(AP) — Republican leaders in the Mississippi House and Senate said Friday that they don’t expect to agree on a comprehensive plan to put more money into highways this legislative session, after multiple proposals led to a dead end.

However, they said a bond bill is likely to include money to replace some local bridges — possibly $50 million, if a preliminary agreement holds. The deadline for negotiators from the two chambers to file budget and bond bills is Saturday night.

Budget writers met Friday and slightly increased the estimated amount the state will be able to spend during the fiscal year that ends June 30, and during fiscal year 2019, which begins July 1.

The new estimate was adopted after state economist Darrin Webb said the Mississippi and national economies are improving.

Lt. Gov. Tate Reeves said most state agencies won’t receive budget increases in the coming year. But, he said legislators will put “significant additional resources” into the Department of Child Protection Services this year and next.

Mississippi is under a federal court order to improve foster care, and director Jess Dickinson said he needs to hire more workers, especially in coastal counties.

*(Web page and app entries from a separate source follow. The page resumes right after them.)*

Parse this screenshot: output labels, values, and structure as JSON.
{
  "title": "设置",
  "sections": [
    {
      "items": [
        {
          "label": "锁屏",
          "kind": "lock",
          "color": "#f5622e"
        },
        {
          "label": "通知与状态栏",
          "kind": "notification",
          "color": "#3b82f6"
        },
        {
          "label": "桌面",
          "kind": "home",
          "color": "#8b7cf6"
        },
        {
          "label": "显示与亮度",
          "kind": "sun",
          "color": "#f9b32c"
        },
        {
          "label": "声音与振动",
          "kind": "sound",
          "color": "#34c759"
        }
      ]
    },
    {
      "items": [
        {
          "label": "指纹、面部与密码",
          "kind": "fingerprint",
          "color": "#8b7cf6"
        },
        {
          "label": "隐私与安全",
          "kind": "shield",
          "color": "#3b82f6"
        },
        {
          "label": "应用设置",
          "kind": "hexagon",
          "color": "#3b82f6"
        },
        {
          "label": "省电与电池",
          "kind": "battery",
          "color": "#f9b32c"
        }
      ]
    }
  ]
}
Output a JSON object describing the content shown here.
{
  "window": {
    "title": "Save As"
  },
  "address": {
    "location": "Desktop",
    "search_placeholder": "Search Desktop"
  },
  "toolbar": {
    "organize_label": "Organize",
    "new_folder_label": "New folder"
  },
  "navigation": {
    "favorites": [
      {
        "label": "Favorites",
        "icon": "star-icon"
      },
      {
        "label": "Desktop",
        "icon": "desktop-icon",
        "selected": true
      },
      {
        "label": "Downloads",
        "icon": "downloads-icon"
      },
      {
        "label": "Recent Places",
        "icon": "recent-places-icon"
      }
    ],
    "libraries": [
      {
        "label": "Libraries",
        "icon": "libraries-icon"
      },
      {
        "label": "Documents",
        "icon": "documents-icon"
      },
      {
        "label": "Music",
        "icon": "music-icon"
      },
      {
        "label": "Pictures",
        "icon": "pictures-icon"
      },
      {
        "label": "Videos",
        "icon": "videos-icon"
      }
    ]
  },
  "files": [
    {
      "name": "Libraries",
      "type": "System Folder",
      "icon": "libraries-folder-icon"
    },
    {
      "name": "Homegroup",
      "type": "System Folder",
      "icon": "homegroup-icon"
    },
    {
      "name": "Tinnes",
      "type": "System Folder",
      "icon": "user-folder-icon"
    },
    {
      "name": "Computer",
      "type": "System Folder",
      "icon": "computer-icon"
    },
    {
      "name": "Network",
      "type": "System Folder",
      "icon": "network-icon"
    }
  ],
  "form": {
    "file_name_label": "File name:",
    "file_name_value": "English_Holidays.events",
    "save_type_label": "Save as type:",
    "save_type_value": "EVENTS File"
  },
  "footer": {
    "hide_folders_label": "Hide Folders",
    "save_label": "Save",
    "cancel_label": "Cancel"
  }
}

The revenue estimate is officials’ best guess of how much money the state will collect and have available to spend during a budget year. The Republican-dominated Joint Legislative Budget Committee was able to increase the revenue estimate for the current year partly because the Democratic attorney general, Jim Hood, put $32 million into the state treasury from various lawsuit settlements.

“This estimate is exceptionally conservative. … Conservative budget numbers are a good thing,” said Reeves, who is planning to run for governor next year and could possibly face Hood in that race.

The state-funded portion of the budget is set to be roughly $6 billion this year and next. The total budget is just over $20 billion when federal money is added.

The House and Senate debated and passed separate plans this session to try to put more money into infrastructure — highways, bridges and water and sewer lines. However, Gunn said the House could not accept a Senate plan that would have required cities to increase their own infrastructure spending in order to receive state money for the projects. Gunn said most cities in Mississippi are small and can’t afford to spend more than they already are.

“You’re saying you’re giving them an opportunity,” Gunn said. “But it’s like telling my son … he can have 20 bucks if he can pick it off the basketball goal. He can’t jump 10 feet. ‘Here it is. Go get it.’ He ain’t ever gonna get there.”